What is claimed to be a ground-breaking trial of wireless electric vans launches in Edinburgh today.
In a £1.6 million project four modified Vauxhall vans will take to the streets of the city. They are fitted with a slim charging pad on the underside which works by being parked above electric pads to charge. Charging takes less than an hour with no need to plug in.
The project is led by Flexible Power Systems in partnership with The City of Edinburgh Council and Heriot-Watt University.
“Wireless changing could offer fleets efficiencies in terms of the number of chargers needed, time required for charging and space in depots, all barriers to electrification,” said FPS managing director Michael Ayres. “In future, driverless vans could even be used, as no one is needed to plug in charging cables.”
The trial is being funded by the UK Government’s Office of Low-Emission Vehicles through its innovation agency Innovate UK.
Heriot-Watt University has been working with industry representatives from LogisticsUK and the Society of Motor Manufacturers and Traders to ensure its research in this project has real world application and relevance.
Professor Phil Greening is deputy director of the Centre for Sustainable Road Freight, a joint initiative between Heriot-Watt University and Cambridge University. He says wireless charging is an essential requirement if commercial vehicles are to transport goods autonomously in the future. “There are enormous challenges for us to overcome if we are to see autonomous commercial vehicles on our roads,” he said. “Our role for around the past three years, has been to explore future scenarios assisted by advanced computer modelling in order to determine the benefits of wireless charging and find solutions to these challenges.”

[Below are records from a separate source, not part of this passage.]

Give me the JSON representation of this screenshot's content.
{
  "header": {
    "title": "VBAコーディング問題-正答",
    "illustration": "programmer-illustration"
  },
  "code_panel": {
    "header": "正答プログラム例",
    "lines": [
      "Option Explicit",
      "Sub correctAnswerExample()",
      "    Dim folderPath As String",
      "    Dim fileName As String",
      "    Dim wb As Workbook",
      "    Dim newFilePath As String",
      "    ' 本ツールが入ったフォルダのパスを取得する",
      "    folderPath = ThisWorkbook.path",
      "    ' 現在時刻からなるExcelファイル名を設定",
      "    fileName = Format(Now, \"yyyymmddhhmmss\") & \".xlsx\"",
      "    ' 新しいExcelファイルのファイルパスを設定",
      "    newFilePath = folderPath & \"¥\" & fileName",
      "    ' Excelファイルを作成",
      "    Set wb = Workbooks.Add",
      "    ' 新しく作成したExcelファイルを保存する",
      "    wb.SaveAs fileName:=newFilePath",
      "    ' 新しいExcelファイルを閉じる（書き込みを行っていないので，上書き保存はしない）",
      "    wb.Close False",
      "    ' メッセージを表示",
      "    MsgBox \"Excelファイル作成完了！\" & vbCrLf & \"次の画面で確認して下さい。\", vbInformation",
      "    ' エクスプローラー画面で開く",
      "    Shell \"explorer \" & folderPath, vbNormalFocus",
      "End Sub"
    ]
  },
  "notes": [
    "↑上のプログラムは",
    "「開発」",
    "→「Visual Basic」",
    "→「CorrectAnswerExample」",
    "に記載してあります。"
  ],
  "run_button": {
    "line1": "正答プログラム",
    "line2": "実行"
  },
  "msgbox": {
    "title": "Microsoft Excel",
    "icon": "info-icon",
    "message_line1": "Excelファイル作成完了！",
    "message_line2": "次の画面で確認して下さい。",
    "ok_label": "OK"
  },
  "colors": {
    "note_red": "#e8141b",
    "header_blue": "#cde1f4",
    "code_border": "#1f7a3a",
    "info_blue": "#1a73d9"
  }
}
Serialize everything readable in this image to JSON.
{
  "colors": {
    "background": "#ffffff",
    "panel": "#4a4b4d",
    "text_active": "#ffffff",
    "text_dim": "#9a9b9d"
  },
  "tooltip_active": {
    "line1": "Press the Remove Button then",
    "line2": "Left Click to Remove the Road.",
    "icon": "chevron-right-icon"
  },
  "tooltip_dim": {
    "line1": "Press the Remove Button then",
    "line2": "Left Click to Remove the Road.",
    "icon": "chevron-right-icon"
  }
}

“While shared infrastructure and collaboration have great potential to reduce the costs of decarbonising last-mile logistics, there are complex scheduling and commercial trade-offs to be considered. Our research will help accelerate the decarbonisation of last mile deliveries and crucially reduce the cost of those operations.”